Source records
****************************************

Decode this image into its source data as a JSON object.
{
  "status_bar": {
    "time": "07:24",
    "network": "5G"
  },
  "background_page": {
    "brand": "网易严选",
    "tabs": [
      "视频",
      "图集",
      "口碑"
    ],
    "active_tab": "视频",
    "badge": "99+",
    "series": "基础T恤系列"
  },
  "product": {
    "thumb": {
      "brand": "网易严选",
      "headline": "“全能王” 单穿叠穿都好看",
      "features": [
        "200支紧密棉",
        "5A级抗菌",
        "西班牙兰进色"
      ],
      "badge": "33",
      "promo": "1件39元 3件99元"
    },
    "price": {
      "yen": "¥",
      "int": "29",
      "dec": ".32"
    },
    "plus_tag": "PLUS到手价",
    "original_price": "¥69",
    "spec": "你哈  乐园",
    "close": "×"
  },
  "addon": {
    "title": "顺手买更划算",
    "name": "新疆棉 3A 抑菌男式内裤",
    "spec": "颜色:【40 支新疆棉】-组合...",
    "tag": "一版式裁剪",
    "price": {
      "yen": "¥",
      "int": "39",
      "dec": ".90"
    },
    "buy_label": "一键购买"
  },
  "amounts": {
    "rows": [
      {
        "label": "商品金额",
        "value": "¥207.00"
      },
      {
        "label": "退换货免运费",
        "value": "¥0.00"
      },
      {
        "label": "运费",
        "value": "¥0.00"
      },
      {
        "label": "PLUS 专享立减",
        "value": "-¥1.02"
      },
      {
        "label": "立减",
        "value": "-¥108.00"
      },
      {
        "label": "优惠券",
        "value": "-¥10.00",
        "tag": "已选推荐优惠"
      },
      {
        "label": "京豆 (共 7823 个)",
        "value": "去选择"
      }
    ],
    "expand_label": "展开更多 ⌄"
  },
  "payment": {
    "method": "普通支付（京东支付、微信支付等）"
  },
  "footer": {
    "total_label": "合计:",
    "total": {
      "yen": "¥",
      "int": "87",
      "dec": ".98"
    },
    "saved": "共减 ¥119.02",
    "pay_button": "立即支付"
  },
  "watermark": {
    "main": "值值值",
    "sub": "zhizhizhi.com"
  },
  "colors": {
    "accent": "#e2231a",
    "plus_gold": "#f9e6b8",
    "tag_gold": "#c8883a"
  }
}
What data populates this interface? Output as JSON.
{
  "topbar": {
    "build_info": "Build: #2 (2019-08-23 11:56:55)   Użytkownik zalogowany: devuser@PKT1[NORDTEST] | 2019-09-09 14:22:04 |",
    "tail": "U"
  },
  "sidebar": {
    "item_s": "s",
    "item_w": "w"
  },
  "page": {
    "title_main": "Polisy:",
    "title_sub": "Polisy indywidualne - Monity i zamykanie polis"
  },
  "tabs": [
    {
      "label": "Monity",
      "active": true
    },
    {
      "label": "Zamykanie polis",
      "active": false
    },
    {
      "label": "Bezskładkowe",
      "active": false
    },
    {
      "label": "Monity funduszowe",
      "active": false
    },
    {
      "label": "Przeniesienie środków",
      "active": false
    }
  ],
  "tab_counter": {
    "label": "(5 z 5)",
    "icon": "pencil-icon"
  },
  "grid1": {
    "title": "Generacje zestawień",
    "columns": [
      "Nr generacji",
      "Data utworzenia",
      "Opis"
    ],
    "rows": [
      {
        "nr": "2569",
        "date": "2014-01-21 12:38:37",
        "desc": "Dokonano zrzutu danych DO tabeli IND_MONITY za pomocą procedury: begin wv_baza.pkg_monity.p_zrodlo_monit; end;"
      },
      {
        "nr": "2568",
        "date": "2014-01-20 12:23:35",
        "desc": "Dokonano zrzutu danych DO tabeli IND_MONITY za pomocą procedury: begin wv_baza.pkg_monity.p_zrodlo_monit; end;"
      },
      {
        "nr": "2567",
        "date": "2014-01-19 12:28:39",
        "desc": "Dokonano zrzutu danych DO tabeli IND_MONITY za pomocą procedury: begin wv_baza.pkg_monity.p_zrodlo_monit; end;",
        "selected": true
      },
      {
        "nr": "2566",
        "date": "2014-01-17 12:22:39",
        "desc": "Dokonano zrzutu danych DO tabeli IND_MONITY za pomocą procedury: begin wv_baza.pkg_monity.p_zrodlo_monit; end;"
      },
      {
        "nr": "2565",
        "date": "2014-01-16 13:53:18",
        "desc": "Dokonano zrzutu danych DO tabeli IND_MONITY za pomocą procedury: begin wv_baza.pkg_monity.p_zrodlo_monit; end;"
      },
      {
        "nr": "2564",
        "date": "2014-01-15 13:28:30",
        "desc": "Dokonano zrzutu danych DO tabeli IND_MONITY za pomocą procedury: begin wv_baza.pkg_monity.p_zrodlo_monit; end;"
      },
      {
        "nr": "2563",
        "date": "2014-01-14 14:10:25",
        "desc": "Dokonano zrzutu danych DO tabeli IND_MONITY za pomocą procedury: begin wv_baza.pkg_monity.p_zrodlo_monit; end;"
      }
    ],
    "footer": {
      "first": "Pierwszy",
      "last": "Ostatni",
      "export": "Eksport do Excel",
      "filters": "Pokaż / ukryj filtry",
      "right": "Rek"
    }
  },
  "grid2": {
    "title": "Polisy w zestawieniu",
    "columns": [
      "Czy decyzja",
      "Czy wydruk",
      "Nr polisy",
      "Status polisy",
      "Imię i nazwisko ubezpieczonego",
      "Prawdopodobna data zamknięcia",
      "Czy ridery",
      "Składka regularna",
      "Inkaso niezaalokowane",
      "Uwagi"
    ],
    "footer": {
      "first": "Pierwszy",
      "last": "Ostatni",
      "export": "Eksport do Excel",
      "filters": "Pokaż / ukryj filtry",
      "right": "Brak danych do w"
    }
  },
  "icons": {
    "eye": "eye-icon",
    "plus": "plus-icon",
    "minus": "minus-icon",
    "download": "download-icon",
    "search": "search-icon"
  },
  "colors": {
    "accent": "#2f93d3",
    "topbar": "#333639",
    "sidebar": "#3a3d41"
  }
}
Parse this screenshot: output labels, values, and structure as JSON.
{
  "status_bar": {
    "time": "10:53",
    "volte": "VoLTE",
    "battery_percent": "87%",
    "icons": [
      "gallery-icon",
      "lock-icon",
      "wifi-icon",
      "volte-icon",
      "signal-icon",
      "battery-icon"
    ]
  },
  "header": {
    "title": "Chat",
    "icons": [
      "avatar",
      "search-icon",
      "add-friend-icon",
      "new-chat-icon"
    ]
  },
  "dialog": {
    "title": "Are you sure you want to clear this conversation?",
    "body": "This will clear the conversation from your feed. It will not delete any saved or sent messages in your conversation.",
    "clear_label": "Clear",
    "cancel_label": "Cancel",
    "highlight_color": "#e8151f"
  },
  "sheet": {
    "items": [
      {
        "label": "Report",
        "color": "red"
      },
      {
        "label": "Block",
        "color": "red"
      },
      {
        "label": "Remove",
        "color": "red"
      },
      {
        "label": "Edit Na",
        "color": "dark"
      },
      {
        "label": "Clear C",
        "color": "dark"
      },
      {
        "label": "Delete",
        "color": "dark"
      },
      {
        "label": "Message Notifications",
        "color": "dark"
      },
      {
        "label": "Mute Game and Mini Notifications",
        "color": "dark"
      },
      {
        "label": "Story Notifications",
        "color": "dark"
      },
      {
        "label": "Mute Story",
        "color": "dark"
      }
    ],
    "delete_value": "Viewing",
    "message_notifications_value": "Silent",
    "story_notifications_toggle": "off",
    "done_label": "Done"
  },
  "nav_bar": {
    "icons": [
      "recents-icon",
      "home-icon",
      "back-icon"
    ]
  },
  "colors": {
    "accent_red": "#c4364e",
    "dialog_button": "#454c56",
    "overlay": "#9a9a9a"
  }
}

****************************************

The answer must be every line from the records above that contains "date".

        "date": "2014-01-21 12:38:37",
        "date": "2014-01-20 12:23:35",
        "date": "2014-01-19 12:28:39",
        "date": "2014-01-17 12:22:39",
        "date": "2014-01-16 13:53:18",
        "date": "2014-01-15 13:28:30",
        "date": "2014-01-14 14:10:25",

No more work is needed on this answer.